It is interesting to note that Silva’s novels are tailor-made for the Hollywood film industry, yet not one has appeared in the theaters. It is not difficult to see why. As in real life, his terrorists are Muslims, members of a socially protected species. When it comes to the entertainment industry, a toxic amalgam of abject pusillanimity and leftist sympathies, along with dark infusions of Arab cash, has had its predictable effect on filmic integrity and patriotic sentiment. One recalls that the movie version of Tom Clancy’s The Sum of All Fears transforms the novel’s villains, a sect of actual Palestinian terrorists known as the PFLP, into a collection of Austrian fascists—safe, acceptable bad guys. Given their inseparable interweavings with geopolitical reality, Silva’s plots are thankfully immune to such deceptive meddling. Timorous and morally compromised, Hollywood will not violate the shibboleths of the day or offend its twin masters: progressivist culture and Islamic money. As usual, the iron grip of political correctness is, well, iron.
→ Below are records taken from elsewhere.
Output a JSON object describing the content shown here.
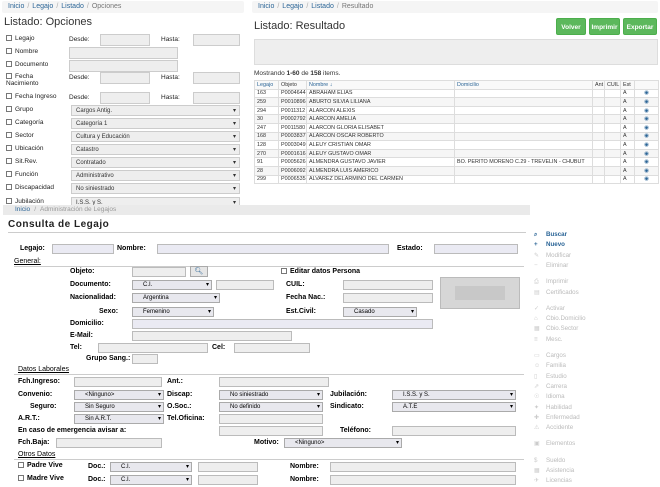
{
  "left_panel": {
    "breadcrumb": [
      "Inicio",
      "Legajo",
      "Listado",
      "Opciones"
    ],
    "title": "Listado: Opciones",
    "rows": [
      {
        "label": "Legajo",
        "from": "Desde:",
        "to": "Hasta:"
      },
      {
        "label": "Nombre"
      },
      {
        "label": "Documento"
      },
      {
        "label": "Fecha Nacimiento",
        "from": "Desde:",
        "to": "Hasta:"
      },
      {
        "label": "Fecha Ingreso",
        "from": "Desde:",
        "to": "Hasta:"
      },
      {
        "label": "Grupo",
        "value": "Cargos Antig."
      },
      {
        "label": "Categoría",
        "value": "Categoría 1"
      },
      {
        "label": "Sector",
        "value": "Cultura y Educación"
      },
      {
        "label": "Ubicación",
        "value": "Catastro"
      },
      {
        "label": "Sit.Rev.",
        "value": "Contratado"
      },
      {
        "label": "Función",
        "value": "Administrativo"
      },
      {
        "label": "Discapacidad",
        "value": "No siniestrado"
      },
      {
        "label": "Jubilación",
        "value": "I.S.S. y S."
      }
    ]
  },
  "right_panel": {
    "breadcrumb": [
      "Inicio",
      "Legajo",
      "Listado",
      "Resultado"
    ],
    "title": "Listado: Resultado",
    "buttons": {
      "back": "Volver",
      "print": "Imprimir",
      "export": "Exportar"
    },
    "summary": {
      "prefix": "Mostrando ",
      "range": "1-60",
      "middle": " de ",
      "total": "158",
      "suffix": " items."
    },
    "columns": [
      "Legajo",
      "Objeto",
      "Nombre",
      "Domicilio",
      "Ant",
      "CUIL",
      "Est"
    ],
    "rows": [
      {
        "legajo": "163",
        "objeto": "P0004644",
        "nombre": "ABRAHAM ELIAS",
        "domicilio": "",
        "est": "A"
      },
      {
        "legajo": "259",
        "objeto": "P0010896",
        "nombre": "ABURTO SILVIA LILIANA",
        "domicilio": "",
        "est": "A"
      },
      {
        "legajo": "294",
        "objeto": "P0011312",
        "nombre": "ALARCON ALEXIS",
        "domicilio": "",
        "est": "A"
      },
      {
        "legajo": "30",
        "objeto": "P0002792",
        "nombre": "ALARCON AMELIA",
        "domicilio": "",
        "est": "A"
      },
      {
        "legajo": "247",
        "objeto": "P0011580",
        "nombre": "ALARCON GLORIA ELISABET",
        "domicilio": "",
        "est": "A"
      },
      {
        "legajo": "168",
        "objeto": "P0003837",
        "nombre": "ALARCON OSCAR ROBERTO",
        "domicilio": "",
        "est": "A"
      },
      {
        "legajo": "128",
        "objeto": "P0003049",
        "nombre": "ALEUY CRISTIAN OMAR",
        "domicilio": "",
        "est": "A"
      },
      {
        "legajo": "270",
        "objeto": "P0001616",
        "nombre": "ALEUY GUSTAVO OMAR",
        "domicilio": "",
        "est": "A"
      },
      {
        "legajo": "91",
        "objeto": "P0005626",
        "nombre": "ALMENDRA GUSTAVO JAVIER",
        "domicilio": "BO. PERITO MORENO C.29 - TREVELIN - CHUBUT",
        "est": "A"
      },
      {
        "legajo": "28",
        "objeto": "P0006092",
        "nombre": "ALMENDRA LUIS AMERICO",
        "domicilio": "",
        "est": "A"
      },
      {
        "legajo": "299",
        "objeto": "P0006535",
        "nombre": "ALVAREZ DELARMINO DEL CARMEN",
        "domicilio": "",
        "est": "A"
      }
    ]
  },
  "bottom": {
    "breadcrumb": [
      "Inicio",
      "Administración de Legajos"
    ],
    "title": "Consulta de Legajo",
    "labels": {
      "legajo": "Legajo:",
      "nombre": "Nombre:",
      "estado": "Estado:",
      "general": "General:",
      "objeto": "Objeto:",
      "editar": "Editar datos Persona",
      "documento": "Documento:",
      "cuil": "CUIL:",
      "nacionalidad": "Nacionalidad:",
      "fechnac": "Fecha Nac.:",
      "sexo": "Sexo:",
      "estcivil": "Est.Civil:",
      "domicilio": "Domicilio:",
      "email": "E-Mail:",
      "tel": "Tel:",
      "cel": "Cel:",
      "gruposang": "Grupo Sang.:",
      "datos_laborales": "Datos Laborales",
      "fchingreso": "Fch.Ingreso:",
      "ant": "Ant.:",
      "convenio": "Convenio:",
      "discap": "Discap:",
      "jubilacion": "Jubilación:",
      "seguro": "Seguro:",
      "osoc": "O.Soc.:",
      "sindicato": "Sindicato:",
      "art": "A.R.T.:",
      "teloficina": "Tel.Oficina:",
      "emergencia": "En caso de emergencia avisar a:",
      "telefono": "Teléfono:",
      "fchbaja": "Fch.Baja:",
      "motivo": "Motivo:",
      "otros_datos": "Otros Datos",
      "padre": "Padre Vive",
      "madre": "Madre Vive",
      "doc": "Doc.:",
      "nombre2": "Nombre:"
    },
    "values": {
      "documento": "C.I.",
      "nacionalidad": "Argentina",
      "sexo": "Femenino",
      "estcivil": "Casado",
      "convenio": "<Ninguno>",
      "discap": "No siniestrado",
      "jubilacion": "I.S.S. y S.",
      "seguro": "Sin Seguro",
      "osoc": "No definido",
      "sindicato": "A.T.E",
      "art": "Sin A.R.T.",
      "motivo": "<Ninguno>",
      "padre_doc": "C.I.",
      "madre_doc": "C.I."
    },
    "side_menu": [
      {
        "label": "Buscar",
        "icon": "search-icon",
        "active": true
      },
      {
        "label": "Nuevo",
        "icon": "plus-icon",
        "active": true
      },
      {
        "label": "Modificar",
        "icon": "pencil-icon",
        "active": false
      },
      {
        "label": "Eliminar",
        "icon": "minus-icon",
        "active": false
      },
      {
        "label": "Imprimir",
        "icon": "print-icon",
        "active": false
      },
      {
        "label": "Certificados",
        "icon": "certificate-icon",
        "active": false
      },
      {
        "label": "Activar",
        "icon": "check-icon",
        "active": false
      },
      {
        "label": "Cbio.Domicilio",
        "icon": "home-icon",
        "active": false
      },
      {
        "label": "Cbio.Sector",
        "icon": "sector-icon",
        "active": false
      },
      {
        "label": "Mesc.",
        "icon": "misc-icon",
        "active": false
      },
      {
        "label": "Cargos",
        "icon": "briefcase-icon",
        "active": false
      },
      {
        "label": "Familia",
        "icon": "family-icon",
        "active": false
      },
      {
        "label": "Estudio",
        "icon": "book-icon",
        "active": false
      },
      {
        "label": "Carrera",
        "icon": "career-icon",
        "active": false
      },
      {
        "label": "Idioma",
        "icon": "language-icon",
        "active": false
      },
      {
        "label": "Habilidad",
        "icon": "skill-icon",
        "active": false
      },
      {
        "label": "Enfermedad",
        "icon": "medical-icon",
        "active": false
      },
      {
        "label": "Accidente",
        "icon": "warning-icon",
        "active": false
      },
      {
        "label": "Elementos",
        "icon": "box-icon",
        "active": false
      },
      {
        "label": "Sueldo",
        "icon": "money-icon",
        "active": false
      },
      {
        "label": "Asistencia",
        "icon": "calendar-icon",
        "active": false
      },
      {
        "label": "Licencias",
        "icon": "leave-icon",
        "active": false
      }
    ]
  }
}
The same wariness is true of our literary critics who are often careful to hedge their bets. Robert Fulford, for example, a belvedere eminence for the National Post, penned a laudatory review of The Black Widow, but could not help pressing the right virtue-signaling buttons. Silva’s fascinating hero, Israeli operative and future head of the Mossad Gabriel Allon, may be “the James Bond of Israel.” Nevertheless, though sympathetic with Allon’s fight “for his country’s future existence,” Fulford considers it necessary to comment in passing that we “see everything from the standpoint of the Israelis,” as if we didn’t see everything from the standpoint of the British in the Bond novels, or from the perspective of the Americans in Berry’s works, or of the Thai in Burdett’s Sonchai Jitpleecheep series, and so on. He plainly would not have felt obliged to qualify his approval had there been any other national polity in play.